The debate about immigration is complicated. The debate about the summer’s immigration crisis is really, really complicated.
The stories and photos of children arriving at the border are harrowing and heart-breaking and, at times, infuriating. But what to do about this influx is not so easy to answer. The U.S., like all countries, has specific criteria for immigrants, refugees, and asylum seekers. Many of these children don’t qualify. Should they? If so, who else should—and is the U.S. prepared to handle the influx? If not, what happens as more and more of these kids keep showing up?
In my business, I’m supposed to have this all figured out. I don’t. I suspect I have a lot of company, even among people who make or follow policy for a living. As my colleague Rachel Morris pointed out on Thursday, the obvious, broad principles—we are a compassionate country that wants and depends upon immigrants; we live in a world of real borders that require enforcement—are in direct conflict with one another. I suspect that’s one reason the politics of this episode can be so hard to follow.
But you don’t need answers to the big questions in order to have an opinion on some more narrow, short-term issues. One of them is the question of whether children coming before immigration courts deserve lawyers. Clearly, they do. These are frequently very young kids, defending themselves in country they don’t know, trying to navigate a legal system they can’t possibly understand. (See Rebecca Leber’s synopsis for more.) And while many don’t qualify for asylum under current guideline, many do. Giving them representation is the right and decent thing to do. A lawsuit from the ACLU, American Immigration Council, and some other public interest groups would force the government to provide lawyers. Such lawsuits aren’t the best ways to legislate policy, obviously, but in this case there may be no other choice.
Another matter that’s (relatively) easy to judge is the Obama Administration’s request for $3.7 billion in emergency appropriations. A big chunk of the money would go to the Department of Health and Human Services, which is in charge of caring for the unaccompanied children that arrive in the U.S. Another chunk would add resources for enforcement and the processing of immigration cases, to speed a process that’s become hopelessly backlogged. A much smaller allotment will go to the countries in Central America, to help with resettlement of people sent back and (a little) to help them improve the horrible conditions that are giving people so much reason to leave.
You can argue about the relative balance of the allotments. The proposal sets aside $15 million for legal representation, but that's not nearly enough, given all the kids who need counsel. But the basic shape of the package makes sense. And the money has to get spent, soon. South Carolina Senator Lindsay Graham, to his credit, has endorsed the idea in principle—urging fellow Republicans to act because a humanitarian crisis requires it. Let’s hope they listen.
Things to know

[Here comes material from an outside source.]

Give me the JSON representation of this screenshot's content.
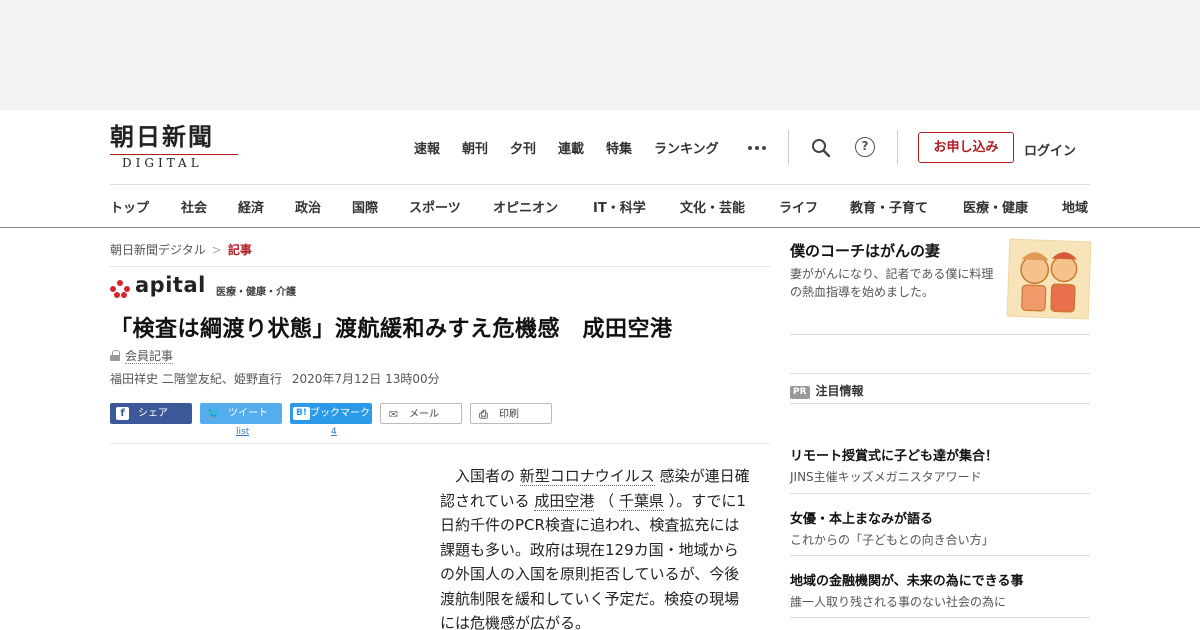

OBAMACARE: John Boehner reveals what his lawsuit against the President will be all about. Surprise, it’s Obama’s unilateral delay of the employer mandate. (Politico)
CLIMATE: Chris Mooney explains a new study that show rich Republicans really are the most likely to think climate change isn’t dangerous.
DROUGHT: California is suffering through a drought that could mean the state passes its first state-wide restriction on residential water use—$500 for water wasters. (Mercury News)
ECONOMY: In a rare moment of bipartisan agreement, the House passed a jobs training bill by a 415-6 vote that will help streamline programs and better train American workers. The Senate had already passed the legislation so it now heads to President Obama's desk for his signature. (CNN)
Things to read
Should the Fed's mandate be expanded? Currently, the Federal Reserve has a mandate to ensure price stability (aka inflation) and low unemployment. But the recently confirmed vice-chair of the Fed thinks it should also include financial stability. (Ylan Q. Mui, Washington Post)
The future of housing? Matt K. Lewis argues that new urbanism—the promotion of mixed use, high density, walkable neighbourhoods—should appeal to conservatives as well as liberals.
Things to watch
It's a relatively quiet Friday. But the border crisis is ongoing. Expect to hear reaction to Boehner's lawsuit as well.
Things at QED
Should a 10-year old migrant child have to represent himself before an immigration judge? Rebecca Leber looks at a lawsuit from ACLU that hopes to ensure that all the unaccompanied children receive legal representation. Danny Vinik breaks down the murder rates in Honduras, Guatemala, and El Salvador and wonders if these kids should actually qualify for asylum.